The Colombian Senate on Wednesday rejected a bill which would have allowed same-sex couples the right to marry.
The decision by the Senate directly defies a previous ruling by the Supreme Court that it must allow equal marriage rights to gay and lesbian couples.
The vote was 51-17 against, a day after Senators debated on the issue, and Rainbow flags were out in force in Bogota, in pro-equality demonstrations.
In 2001, the Colombian Constitutional Court issued a ruling that required politicians to ‘repair the deficit of legal protection’ for same-sex couples in the country by the 20 June 2013 or same-sex couples would be granted the right to marry. However, in 2009, a court ruled that this would not mean the right to adopt, as straight couples have the right to do.
“Marriage is a fundamental right,” said Senator Luís Carlos Avellaneda. “The principal of equality extends the same protection to all Colombians without discrimination.”
If the court fails to act on the judicial mandate by 20 June, gay and lesbian couples would be able to legally register their unions.
“We are saddened to hear Columbia’s Senate chose not to allow loving and committed gay and lesbian couples to marry. 14 countries have already taken the step to insure all families are treated equally under the law,” said Joe Mirabella, Director of Community Campaigns for All Out.
“All Out’s more than 1.5 million members urge the Colombian courts to correct this injustice when they hear a marriage case this summer”, he continued.
The Colombian Senate in 2007 also defeated a bill which could have allowed civil unions for same-sex couples to enter into civil unions.
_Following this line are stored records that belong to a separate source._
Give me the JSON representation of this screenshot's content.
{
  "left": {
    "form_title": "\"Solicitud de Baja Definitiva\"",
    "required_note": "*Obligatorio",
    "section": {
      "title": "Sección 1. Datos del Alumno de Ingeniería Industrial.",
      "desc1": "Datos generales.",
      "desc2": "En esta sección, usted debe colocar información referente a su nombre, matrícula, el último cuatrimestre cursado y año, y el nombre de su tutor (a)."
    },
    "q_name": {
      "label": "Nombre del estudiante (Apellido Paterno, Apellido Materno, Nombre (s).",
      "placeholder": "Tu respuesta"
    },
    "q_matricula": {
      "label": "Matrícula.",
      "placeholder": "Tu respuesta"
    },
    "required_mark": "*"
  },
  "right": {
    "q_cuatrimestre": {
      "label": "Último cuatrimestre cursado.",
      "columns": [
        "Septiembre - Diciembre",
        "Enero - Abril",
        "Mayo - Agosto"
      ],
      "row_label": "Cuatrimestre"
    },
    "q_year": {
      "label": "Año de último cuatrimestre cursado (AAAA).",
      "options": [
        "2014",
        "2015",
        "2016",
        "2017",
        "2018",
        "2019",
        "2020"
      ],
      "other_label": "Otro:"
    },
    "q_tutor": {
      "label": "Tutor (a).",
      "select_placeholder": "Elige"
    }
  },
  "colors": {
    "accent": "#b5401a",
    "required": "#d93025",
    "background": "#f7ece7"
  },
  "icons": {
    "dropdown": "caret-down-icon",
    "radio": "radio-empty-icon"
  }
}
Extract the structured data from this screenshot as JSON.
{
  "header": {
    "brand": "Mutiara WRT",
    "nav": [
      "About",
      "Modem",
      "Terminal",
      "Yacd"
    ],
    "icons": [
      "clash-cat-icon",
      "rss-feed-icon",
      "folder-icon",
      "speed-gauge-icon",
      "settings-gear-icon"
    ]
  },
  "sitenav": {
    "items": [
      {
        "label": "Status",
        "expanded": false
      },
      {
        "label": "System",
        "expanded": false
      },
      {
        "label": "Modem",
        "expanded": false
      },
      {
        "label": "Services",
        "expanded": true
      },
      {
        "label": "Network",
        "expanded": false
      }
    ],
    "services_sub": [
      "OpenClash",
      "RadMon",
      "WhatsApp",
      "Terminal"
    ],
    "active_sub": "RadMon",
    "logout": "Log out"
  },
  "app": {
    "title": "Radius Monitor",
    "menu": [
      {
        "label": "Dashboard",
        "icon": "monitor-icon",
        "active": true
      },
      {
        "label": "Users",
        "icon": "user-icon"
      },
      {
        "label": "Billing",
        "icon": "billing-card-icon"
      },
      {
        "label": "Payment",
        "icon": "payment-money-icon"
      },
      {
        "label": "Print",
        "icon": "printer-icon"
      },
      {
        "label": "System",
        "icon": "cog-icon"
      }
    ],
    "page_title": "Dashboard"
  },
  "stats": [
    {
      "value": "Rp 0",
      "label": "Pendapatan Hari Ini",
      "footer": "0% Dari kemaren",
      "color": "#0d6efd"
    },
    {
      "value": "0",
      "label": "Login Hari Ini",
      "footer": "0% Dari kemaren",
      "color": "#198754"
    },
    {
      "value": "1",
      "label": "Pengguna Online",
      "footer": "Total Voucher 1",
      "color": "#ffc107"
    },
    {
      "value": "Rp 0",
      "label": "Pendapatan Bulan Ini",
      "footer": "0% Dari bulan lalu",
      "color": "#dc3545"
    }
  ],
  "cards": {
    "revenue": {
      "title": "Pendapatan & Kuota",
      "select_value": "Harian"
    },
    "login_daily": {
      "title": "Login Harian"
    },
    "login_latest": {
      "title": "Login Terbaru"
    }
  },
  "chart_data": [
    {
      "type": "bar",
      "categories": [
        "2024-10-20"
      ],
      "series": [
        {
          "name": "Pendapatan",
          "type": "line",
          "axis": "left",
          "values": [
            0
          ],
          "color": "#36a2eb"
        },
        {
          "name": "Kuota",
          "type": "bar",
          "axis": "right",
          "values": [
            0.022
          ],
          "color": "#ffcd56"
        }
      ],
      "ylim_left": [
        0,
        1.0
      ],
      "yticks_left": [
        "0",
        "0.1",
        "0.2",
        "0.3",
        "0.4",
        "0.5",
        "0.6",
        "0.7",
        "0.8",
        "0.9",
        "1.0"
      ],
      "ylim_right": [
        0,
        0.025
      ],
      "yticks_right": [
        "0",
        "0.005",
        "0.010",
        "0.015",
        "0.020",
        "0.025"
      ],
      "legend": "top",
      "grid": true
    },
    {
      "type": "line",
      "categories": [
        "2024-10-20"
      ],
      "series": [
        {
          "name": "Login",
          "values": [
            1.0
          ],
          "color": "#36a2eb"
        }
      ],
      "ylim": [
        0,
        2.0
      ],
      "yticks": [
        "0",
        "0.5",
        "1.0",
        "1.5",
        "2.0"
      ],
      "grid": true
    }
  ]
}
Last year, senator Edgar Espíndola said changing the law would open the way towards necrophilia, bestiality and paedophilia. He said: “Today in the world there are many countries where bestiality is practically a sexual preference for some, or necrophilia, or paedophilia”.